Exercise prompt:
Down to the last line, output the records below exactly.

Input data:
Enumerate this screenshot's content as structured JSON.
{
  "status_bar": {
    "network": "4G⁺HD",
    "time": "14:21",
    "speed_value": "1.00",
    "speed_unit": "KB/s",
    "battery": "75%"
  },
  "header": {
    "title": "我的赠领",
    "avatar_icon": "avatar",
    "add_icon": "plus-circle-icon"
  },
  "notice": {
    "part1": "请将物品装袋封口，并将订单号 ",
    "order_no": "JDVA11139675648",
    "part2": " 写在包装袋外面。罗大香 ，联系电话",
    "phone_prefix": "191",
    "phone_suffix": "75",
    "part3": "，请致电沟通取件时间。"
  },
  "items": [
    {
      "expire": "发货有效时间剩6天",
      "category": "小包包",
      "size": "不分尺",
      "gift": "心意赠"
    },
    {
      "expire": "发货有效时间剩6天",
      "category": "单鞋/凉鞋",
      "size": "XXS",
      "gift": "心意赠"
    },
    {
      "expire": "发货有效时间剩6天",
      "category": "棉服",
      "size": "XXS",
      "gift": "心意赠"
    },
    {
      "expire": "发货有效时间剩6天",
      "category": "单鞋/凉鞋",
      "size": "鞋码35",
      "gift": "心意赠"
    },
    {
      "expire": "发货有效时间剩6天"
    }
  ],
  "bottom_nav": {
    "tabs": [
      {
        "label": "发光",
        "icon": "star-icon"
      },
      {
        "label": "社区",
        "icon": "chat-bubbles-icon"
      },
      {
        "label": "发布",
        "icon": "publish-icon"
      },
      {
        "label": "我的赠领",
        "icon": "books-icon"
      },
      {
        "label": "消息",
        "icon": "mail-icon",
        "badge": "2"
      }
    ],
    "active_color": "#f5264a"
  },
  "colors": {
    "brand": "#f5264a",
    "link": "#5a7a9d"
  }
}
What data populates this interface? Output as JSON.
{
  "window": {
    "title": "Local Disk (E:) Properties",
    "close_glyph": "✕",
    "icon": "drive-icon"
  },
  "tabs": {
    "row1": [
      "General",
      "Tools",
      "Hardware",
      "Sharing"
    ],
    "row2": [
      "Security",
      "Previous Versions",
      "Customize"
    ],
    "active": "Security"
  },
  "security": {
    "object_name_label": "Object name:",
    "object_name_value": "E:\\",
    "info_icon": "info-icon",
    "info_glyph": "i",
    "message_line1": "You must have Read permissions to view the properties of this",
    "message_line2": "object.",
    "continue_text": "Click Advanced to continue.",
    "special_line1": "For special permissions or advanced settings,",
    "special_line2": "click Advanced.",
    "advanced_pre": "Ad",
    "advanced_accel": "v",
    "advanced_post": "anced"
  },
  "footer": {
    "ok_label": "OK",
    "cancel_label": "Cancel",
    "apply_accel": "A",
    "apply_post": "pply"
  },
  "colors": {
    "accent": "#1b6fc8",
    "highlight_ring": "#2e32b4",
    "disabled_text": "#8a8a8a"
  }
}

Answer below:
Enumerate this screenshot's content as structured JSON.
{
  "status_bar": {
    "network": "4G⁺HD",
    "time": "14:21",
    "speed_value": "1.00",
    "speed_unit": "KB/s",
    "battery": "75%"
  },
  "header": {
    "title": "我的赠领",
    "avatar_icon": "avatar",
    "add_icon": "plus-circle-icon"
  },
  "notice": {
    "part1": "请将物品装袋封口，并将订单号 ",
    "order_no": "JDVA11139675648",
    "part2": " 写在包装袋外面。罗大香 ，联系电话",
    "phone_prefix": "191",
    "phone_suffix": "75",
    "part3": "，请致电沟通取件时间。"
  },
  "items": [
    {
      "expire": "发货有效时间剩6天",
      "category": "小包包",
      "size": "不分尺",
      "gift": "心意赠"
    },
    {
      "expire": "发货有效时间剩6天",
      "category": "单鞋/凉鞋",
      "size": "XXS",
      "gift": "心意赠"
    },
    {
      "expire": "发货有效时间剩6天",
      "category": "棉服",
      "size": "XXS",
      "gift": "心意赠"
    },
    {
      "expire": "发货有效时间剩6天",
      "category": "单鞋/凉鞋",
      "size": "鞋码35",
      "gift": "心意赠"
    },
    {
      "expire": "发货有效时间剩6天"
    }
  ],
  "bottom_nav": {
    "tabs": [
      {
        "label": "发光",
        "icon": "star-icon"
      },
      {
        "label": "社区",
        "icon": "chat-bubbles-icon"
      },
      {
        "label": "发布",
        "icon": "publish-icon"
      },
      {
        "label": "我的赠领",
        "icon": "books-icon"
      },
      {
        "label": "消息",
        "icon": "mail-icon",
        "badge": "2"
      }
    ],
    "active_color": "#f5264a"
  },
  "colors": {
    "brand": "#f5264a",
    "link": "#5a7a9d"
  }
}
What data populates this interface? Output as JSON.
{
  "window": {
    "title": "Local Disk (E:) Properties",
    "close_glyph": "✕",
    "icon": "drive-icon"
  },
  "tabs": {
    "row1": [
      "General",
      "Tools",
      "Hardware",
      "Sharing"
    ],
    "row2": [
      "Security",
      "Previous Versions",
      "Customize"
    ],
    "active": "Security"
  },
  "security": {
    "object_name_label": "Object name:",
    "object_name_value": "E:\\",
    "info_icon": "info-icon",
    "info_glyph": "i",
    "message_line1": "You must have Read permissions to view the properties of this",
    "message_line2": "object.",
    "continue_text": "Click Advanced to continue.",
    "special_line1": "For special permissions or advanced settings,",
    "special_line2": "click Advanced.",
    "advanced_pre": "Ad",
    "advanced_accel": "v",
    "advanced_post": "anced"
  },
  "footer": {
    "ok_label": "OK",
    "cancel_label": "Cancel",
    "apply_accel": "A",
    "apply_post": "pply"
  },
  "colors": {
    "accent": "#1b6fc8",
    "highlight_ring": "#2e32b4",
    "disabled_text": "#8a8a8a"
  }
}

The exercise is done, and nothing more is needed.